MATERIAL SHOWN Start Marker
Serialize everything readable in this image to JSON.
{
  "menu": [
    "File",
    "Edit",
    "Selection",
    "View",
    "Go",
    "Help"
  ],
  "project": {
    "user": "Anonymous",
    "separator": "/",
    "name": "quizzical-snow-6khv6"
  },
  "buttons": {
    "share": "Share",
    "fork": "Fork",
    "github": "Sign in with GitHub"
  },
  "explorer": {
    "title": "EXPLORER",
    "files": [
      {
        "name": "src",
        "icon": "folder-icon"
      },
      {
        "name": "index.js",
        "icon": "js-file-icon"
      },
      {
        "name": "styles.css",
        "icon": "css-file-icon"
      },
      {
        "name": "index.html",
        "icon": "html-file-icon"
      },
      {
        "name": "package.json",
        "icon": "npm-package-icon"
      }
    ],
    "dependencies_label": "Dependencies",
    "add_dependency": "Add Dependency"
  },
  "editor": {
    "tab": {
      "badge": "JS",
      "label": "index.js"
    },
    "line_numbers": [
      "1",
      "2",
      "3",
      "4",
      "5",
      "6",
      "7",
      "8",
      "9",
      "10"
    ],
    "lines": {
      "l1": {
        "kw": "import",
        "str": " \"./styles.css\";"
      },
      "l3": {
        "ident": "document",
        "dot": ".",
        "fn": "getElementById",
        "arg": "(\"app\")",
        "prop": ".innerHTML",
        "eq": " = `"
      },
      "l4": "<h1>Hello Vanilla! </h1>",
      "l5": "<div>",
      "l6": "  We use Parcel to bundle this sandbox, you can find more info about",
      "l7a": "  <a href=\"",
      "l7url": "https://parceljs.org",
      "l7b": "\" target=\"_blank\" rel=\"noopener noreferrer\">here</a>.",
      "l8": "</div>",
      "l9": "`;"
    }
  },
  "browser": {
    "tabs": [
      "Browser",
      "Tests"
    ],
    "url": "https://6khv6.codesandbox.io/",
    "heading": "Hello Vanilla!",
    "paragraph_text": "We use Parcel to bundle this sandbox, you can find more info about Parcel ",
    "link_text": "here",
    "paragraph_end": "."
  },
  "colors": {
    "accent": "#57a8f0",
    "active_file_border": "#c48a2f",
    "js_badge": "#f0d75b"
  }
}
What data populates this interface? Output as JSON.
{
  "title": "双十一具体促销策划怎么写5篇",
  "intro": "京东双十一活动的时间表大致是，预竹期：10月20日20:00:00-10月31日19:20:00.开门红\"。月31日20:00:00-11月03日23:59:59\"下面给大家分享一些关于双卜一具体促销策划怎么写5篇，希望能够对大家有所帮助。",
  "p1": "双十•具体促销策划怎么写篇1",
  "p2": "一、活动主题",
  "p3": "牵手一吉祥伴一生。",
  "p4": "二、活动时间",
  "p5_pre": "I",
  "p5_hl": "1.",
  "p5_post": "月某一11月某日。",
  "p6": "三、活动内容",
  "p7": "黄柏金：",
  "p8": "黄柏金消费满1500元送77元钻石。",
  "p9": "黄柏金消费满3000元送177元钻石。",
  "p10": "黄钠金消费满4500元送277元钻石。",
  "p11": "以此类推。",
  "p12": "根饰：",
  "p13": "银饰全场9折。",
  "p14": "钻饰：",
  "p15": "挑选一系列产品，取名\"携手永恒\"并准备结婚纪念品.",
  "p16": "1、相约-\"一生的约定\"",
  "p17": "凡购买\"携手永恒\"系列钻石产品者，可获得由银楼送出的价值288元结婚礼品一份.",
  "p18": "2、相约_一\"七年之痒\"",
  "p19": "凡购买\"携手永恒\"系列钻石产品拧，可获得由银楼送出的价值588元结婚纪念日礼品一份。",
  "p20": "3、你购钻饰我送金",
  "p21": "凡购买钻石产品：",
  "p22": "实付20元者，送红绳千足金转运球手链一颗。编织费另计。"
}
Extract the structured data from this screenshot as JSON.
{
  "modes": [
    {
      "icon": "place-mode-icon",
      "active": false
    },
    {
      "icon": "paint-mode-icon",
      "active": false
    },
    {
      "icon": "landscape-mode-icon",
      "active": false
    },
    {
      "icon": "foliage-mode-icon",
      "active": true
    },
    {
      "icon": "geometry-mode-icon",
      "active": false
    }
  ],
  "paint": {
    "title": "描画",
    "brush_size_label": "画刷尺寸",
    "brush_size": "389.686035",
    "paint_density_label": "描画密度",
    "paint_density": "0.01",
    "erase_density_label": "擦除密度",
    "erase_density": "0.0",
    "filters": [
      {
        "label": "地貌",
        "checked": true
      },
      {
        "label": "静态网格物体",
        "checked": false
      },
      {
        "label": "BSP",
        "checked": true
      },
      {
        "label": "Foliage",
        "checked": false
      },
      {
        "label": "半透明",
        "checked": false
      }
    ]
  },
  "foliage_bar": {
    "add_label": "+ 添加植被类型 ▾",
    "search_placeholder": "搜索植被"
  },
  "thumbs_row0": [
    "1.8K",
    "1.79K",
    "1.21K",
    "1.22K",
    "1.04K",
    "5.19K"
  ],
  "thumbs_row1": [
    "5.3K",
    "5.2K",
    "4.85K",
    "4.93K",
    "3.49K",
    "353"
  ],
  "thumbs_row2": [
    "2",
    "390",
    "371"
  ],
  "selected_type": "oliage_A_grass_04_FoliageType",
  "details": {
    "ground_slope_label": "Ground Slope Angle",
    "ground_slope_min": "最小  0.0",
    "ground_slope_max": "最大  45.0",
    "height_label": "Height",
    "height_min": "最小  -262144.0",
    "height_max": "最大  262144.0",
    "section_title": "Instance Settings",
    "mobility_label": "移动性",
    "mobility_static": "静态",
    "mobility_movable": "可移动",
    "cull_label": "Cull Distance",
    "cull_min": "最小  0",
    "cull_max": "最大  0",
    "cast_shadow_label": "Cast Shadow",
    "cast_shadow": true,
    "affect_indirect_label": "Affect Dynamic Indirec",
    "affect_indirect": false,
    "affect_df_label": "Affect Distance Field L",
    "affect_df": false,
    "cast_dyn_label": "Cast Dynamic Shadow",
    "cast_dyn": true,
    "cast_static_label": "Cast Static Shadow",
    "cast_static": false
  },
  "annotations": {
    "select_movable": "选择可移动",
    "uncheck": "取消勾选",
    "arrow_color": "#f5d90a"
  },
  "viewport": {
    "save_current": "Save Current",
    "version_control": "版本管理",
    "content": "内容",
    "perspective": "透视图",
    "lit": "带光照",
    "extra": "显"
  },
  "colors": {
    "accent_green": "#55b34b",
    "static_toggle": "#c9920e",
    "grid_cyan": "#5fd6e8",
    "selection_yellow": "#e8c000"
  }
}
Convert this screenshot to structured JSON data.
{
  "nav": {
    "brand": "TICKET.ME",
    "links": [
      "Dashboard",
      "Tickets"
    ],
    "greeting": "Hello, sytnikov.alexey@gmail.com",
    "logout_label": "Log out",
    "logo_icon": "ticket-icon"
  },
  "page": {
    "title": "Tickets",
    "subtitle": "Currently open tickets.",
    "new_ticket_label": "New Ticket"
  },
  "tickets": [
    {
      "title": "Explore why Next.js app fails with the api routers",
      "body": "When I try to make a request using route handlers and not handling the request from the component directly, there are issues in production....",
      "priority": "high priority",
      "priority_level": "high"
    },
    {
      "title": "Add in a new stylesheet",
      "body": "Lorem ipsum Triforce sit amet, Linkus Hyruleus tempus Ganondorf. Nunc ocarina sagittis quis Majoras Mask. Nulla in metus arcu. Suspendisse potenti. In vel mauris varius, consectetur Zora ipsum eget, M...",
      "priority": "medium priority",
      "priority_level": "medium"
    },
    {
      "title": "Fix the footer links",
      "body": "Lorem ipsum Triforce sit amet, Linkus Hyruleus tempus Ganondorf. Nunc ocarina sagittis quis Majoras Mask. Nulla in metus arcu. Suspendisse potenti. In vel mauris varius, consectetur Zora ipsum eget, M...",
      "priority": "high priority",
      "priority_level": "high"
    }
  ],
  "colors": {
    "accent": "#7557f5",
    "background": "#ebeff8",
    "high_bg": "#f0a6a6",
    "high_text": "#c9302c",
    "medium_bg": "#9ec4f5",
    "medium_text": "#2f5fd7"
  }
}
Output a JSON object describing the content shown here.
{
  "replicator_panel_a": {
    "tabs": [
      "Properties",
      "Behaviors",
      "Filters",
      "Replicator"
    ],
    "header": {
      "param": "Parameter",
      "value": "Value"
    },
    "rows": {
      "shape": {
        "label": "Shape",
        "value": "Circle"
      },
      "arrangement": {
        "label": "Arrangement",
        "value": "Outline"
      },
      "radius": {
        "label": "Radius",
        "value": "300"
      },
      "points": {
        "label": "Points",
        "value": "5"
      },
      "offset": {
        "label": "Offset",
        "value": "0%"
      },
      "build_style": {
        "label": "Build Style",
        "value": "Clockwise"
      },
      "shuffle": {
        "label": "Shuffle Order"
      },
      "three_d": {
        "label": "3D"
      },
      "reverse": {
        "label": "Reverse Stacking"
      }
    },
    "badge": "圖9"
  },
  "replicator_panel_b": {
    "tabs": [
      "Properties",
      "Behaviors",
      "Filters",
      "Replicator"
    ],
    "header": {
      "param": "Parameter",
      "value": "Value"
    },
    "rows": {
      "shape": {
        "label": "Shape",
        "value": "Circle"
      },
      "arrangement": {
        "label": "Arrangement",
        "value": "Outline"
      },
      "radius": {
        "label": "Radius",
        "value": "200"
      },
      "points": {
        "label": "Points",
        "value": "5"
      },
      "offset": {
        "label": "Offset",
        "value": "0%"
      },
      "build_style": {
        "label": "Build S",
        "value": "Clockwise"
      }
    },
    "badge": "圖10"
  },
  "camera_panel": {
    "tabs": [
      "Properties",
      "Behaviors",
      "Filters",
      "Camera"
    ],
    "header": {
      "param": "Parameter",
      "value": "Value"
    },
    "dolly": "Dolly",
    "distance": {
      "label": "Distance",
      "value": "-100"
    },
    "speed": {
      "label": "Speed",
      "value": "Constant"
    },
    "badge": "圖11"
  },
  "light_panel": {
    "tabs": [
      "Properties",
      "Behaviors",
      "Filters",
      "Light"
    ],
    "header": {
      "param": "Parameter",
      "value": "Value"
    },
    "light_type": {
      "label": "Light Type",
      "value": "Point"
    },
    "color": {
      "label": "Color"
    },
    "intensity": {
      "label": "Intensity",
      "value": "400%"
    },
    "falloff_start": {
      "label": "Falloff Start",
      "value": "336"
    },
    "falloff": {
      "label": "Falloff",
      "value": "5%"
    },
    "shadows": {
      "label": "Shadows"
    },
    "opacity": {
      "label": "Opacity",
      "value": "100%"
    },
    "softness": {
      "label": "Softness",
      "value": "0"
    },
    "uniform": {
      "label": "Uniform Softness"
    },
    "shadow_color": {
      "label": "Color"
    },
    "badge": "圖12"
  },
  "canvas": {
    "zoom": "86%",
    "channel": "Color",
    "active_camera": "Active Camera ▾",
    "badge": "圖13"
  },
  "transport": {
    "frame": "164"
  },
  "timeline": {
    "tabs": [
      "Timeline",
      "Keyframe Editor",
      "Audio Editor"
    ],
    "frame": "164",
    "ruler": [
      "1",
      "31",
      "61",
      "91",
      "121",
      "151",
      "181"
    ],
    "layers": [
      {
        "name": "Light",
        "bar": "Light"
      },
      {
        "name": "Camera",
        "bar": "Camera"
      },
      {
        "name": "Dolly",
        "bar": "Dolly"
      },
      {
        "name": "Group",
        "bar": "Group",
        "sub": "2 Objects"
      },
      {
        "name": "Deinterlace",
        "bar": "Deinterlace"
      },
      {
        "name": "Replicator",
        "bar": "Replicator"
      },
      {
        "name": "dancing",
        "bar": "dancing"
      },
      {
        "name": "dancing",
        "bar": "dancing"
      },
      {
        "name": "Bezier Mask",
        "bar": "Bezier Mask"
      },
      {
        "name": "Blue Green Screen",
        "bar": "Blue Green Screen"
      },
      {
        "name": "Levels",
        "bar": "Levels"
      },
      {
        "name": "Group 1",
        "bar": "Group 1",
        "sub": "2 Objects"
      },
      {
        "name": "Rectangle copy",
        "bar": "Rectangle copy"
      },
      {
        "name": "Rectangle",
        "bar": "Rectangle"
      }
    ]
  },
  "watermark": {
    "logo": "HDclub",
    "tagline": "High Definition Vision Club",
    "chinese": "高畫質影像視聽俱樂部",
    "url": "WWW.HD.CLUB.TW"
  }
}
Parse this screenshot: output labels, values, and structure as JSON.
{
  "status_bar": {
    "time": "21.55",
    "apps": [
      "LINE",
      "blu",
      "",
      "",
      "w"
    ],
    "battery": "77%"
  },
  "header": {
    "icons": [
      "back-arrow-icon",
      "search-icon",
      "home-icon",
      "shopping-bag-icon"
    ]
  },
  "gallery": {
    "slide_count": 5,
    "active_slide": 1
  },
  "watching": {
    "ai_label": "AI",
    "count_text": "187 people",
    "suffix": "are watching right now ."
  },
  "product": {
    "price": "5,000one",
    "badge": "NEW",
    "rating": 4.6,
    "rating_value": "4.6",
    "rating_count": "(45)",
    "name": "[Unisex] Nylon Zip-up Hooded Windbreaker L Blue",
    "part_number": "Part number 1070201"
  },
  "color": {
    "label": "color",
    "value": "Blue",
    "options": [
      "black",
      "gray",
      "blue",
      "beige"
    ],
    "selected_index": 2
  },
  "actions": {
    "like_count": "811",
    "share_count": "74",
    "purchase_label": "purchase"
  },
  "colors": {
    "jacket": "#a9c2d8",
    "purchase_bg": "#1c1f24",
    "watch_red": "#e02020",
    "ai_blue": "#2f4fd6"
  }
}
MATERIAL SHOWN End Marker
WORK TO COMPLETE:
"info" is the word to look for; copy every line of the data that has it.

ANSWER SECTION:
      "l6": "  We use Parcel to bundle this sandbox, you can find more info about",
    "paragraph_text": "We use Parcel to bundle this sandbox, you can find more info about Parcel ",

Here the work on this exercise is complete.